Exactly. It’s an effective, blanket defense. Trump has all but inoculated himself from the attacks used against Romney. Any examples Clinton can find of Trump using the rigged system to line his pockets is just him gaming the system. He uses the rules to his advantage. His underlying thesis now claims that when he’s president, he’ll do the same thing for the American people.
Or will he?
If Clinton can nail this attack just right, I think it can ruin Trump’s candidacy:
Trump’s history doesn’t reveal that his knowledge of the rules means he will game the system for America; it reveals that he uses his knowledge of the rules to game the system for himself.
This narrative frames him running for president because, win or lose, he can convert this run into huge book sales, sky-high ratings for reality TV, and a stronger brand for his real estate empire. At best he’ll be the former President of the United States doing each of those things; at worst he was a major candidate for the office and the biggest celebrity in the country for 18 months. Either way, it’s yuge publicity, and it’s been free for him.
If successful, Clinton could dismantle his populist tag, portraying him instead as a scheming billionaire taking advantage of Americans, for whom he claims to be a vessel of their discontent, for his own personal gain. Everything about Trump’s career shows he’s in it for himself, motivated by profit and ego. His run for the White House is no different.

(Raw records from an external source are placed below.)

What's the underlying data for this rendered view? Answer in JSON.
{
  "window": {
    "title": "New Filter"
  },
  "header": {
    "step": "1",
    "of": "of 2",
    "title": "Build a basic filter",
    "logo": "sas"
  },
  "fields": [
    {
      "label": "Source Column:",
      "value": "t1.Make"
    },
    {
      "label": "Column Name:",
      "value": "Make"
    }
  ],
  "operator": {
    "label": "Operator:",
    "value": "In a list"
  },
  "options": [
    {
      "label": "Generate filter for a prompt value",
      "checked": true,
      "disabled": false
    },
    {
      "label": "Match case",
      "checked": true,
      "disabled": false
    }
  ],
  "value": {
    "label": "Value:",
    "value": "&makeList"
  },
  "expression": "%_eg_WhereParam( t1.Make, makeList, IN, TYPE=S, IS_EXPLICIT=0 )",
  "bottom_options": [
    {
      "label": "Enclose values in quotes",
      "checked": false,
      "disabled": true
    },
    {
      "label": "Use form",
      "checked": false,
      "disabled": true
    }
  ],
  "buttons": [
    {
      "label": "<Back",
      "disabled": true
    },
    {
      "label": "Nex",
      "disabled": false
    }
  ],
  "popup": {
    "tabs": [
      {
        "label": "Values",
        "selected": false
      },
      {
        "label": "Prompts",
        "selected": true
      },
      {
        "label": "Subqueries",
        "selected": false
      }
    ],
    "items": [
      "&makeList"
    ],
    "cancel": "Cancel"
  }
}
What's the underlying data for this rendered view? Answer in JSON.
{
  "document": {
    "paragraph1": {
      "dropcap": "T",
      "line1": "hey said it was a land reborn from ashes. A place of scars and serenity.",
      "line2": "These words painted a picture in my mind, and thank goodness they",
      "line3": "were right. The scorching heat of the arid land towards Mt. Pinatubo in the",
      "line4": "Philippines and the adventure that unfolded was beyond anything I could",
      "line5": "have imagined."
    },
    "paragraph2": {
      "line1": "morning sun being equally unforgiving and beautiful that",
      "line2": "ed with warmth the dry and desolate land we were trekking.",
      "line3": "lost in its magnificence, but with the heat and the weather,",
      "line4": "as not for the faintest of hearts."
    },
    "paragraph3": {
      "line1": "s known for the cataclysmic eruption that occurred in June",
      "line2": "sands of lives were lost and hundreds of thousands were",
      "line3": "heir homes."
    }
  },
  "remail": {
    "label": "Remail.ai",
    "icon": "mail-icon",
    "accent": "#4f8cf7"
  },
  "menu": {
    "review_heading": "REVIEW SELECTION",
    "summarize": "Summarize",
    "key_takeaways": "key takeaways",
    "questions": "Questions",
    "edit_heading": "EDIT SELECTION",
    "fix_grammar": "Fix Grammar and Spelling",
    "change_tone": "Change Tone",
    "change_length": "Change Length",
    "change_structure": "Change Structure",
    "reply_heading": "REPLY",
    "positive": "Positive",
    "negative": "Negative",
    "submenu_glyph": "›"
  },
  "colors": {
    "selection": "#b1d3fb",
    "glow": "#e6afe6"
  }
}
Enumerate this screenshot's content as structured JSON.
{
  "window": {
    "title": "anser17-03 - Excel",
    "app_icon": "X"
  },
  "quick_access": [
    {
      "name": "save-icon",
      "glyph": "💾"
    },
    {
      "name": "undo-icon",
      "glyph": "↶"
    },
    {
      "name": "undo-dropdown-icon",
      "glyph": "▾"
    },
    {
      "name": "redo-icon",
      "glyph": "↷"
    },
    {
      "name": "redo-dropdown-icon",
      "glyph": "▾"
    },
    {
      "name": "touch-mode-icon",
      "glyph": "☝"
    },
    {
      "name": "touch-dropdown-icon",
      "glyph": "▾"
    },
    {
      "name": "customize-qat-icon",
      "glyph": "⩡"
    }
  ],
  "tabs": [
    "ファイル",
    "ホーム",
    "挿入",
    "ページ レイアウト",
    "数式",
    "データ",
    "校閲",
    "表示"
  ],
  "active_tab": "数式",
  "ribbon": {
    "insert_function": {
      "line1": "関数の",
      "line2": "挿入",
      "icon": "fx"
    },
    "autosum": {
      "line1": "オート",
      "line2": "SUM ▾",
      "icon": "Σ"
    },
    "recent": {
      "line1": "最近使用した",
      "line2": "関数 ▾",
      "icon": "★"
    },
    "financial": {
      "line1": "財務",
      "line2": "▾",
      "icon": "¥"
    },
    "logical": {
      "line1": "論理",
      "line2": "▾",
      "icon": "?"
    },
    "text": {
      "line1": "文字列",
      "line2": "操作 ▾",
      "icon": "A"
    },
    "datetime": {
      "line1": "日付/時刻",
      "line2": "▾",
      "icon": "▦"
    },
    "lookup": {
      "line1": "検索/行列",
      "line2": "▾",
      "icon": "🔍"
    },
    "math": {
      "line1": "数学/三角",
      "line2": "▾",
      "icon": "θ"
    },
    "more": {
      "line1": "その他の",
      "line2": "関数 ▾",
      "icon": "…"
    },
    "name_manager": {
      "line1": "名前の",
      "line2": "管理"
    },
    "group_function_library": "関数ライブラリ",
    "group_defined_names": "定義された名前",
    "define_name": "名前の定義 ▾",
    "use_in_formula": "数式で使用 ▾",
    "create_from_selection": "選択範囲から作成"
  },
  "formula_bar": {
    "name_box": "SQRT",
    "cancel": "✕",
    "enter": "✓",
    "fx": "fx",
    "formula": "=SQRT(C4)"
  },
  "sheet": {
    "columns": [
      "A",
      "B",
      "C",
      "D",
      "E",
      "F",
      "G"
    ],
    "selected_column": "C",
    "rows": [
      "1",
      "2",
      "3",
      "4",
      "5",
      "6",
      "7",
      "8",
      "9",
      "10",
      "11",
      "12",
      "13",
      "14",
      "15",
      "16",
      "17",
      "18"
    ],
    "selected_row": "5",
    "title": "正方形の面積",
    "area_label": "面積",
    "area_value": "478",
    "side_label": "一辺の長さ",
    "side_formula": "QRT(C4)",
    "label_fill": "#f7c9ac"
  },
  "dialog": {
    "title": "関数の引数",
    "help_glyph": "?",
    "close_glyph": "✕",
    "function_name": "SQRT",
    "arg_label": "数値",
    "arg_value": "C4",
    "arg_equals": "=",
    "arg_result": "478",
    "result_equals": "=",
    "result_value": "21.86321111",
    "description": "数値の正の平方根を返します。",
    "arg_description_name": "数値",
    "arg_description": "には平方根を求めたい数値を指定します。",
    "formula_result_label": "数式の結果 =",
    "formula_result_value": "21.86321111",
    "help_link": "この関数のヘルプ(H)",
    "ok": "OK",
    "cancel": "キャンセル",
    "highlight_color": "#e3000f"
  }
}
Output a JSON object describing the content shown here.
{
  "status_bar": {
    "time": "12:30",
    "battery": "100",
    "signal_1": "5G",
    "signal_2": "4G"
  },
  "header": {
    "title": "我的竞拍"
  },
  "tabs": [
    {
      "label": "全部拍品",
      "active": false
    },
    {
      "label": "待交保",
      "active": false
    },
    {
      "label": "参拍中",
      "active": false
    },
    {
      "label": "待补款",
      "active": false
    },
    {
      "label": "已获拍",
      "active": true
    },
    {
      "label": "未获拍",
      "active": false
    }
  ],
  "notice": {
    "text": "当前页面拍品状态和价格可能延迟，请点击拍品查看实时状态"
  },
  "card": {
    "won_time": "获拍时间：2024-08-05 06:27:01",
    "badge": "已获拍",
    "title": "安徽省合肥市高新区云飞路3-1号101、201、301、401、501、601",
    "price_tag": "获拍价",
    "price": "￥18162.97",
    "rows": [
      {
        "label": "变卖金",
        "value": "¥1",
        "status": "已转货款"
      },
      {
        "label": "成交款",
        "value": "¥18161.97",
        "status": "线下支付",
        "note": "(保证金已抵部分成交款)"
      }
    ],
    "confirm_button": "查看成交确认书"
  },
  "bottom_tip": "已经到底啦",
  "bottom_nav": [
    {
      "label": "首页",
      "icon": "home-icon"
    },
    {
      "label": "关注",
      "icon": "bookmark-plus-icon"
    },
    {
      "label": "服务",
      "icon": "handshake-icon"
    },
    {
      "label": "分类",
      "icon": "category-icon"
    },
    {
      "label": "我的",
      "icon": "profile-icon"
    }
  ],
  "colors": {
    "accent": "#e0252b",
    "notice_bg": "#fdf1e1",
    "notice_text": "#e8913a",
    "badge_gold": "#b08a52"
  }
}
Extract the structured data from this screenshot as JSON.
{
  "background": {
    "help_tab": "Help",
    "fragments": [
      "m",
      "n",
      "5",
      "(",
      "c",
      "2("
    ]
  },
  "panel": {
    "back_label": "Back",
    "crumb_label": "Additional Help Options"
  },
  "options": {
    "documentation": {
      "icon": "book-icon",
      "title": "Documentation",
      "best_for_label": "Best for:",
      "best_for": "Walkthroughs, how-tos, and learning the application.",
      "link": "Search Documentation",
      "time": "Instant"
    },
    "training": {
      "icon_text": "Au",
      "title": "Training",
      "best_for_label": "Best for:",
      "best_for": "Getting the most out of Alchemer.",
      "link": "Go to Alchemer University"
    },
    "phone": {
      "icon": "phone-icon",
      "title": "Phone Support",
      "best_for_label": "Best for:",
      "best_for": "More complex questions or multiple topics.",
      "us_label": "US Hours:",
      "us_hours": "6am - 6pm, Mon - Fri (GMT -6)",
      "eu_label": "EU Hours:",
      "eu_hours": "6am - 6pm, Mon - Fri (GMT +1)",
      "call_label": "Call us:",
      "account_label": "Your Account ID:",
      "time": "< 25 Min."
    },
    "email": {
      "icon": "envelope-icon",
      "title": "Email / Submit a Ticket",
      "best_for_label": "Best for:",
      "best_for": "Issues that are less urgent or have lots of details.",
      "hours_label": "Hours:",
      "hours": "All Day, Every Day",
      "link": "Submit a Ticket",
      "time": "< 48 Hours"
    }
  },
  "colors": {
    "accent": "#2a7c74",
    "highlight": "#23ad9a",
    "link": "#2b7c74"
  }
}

How accurate is that narrative? Irrelevant. The question is only how effective it can be. As for its legitimacy, I wouldn’t rule it out. I’m still not convinced he wants to win. He has left his wealth largely untapped, and he continues to do things someone who wants to win just wouldn’t do. Yesterday he lambasted the Hispanic governor of New Mexico, fellow Republican Susana Martinez. Needing to make inroads with Latinos, women, and battleground states, he attacked her leadership after she said she couldn’t attend his rally. (He of course would have said nice things about her if she showed up, but her absence retroactively destroyed her record.) This morning on “Morning Joe,” Republican Joe Scarborough, who for months was largely impressed and friendly with Trump’s campaign, noted this attack on Martinez is the latest sign that he might not even want to win, calling it 50/50 if he desired the office or not.
Of course, we should not overlook that Trump’s ego — and, for that matter, evolution on the issues — isn’t all that different from Hillary Clinton and hundreds of other politicians. Most of them are driven by egotism, profit, and power. I often think that in the press’s haste to crown Trump a flip-flopper who lacks core convictions and says whatever is politically expedient at the time, it has forgotten all the stories it has run about Clinton being basically the same. “The Onion,” fortunately, never forgets; yesterday, it ran this op-ed from “Hillary Clinton”: “If I Could Be Just Completely Honest for a Second, I Believe Exactly What You Believe.”
The point, however, is that Trump isn’t special in his caring for the American people just because he hasn’t been in politics or all of a sudden says populist things and claims to know how to keep the people safe. His entire career is void of public service. Should we really trust that he’s changed his spots?
So, if authenticity is a wash, what do we fall back on to make our decision? Ideology? I’m not sure Trump won’t end up being more radical than Clinton. Considering his recent history on the issues, can any of us be sure of that?
What’s the next thing off of which we should base our decision, then? I suppose you have to decide that on your own. I’d wager that most remaining factors, like temperament, experience, and knowledge, would break toward Clinton, though, so if she can pull off this narrative, she might run away with this thing down the stretch.
But when was the last time Hillary Clinton was good at framing a narrative?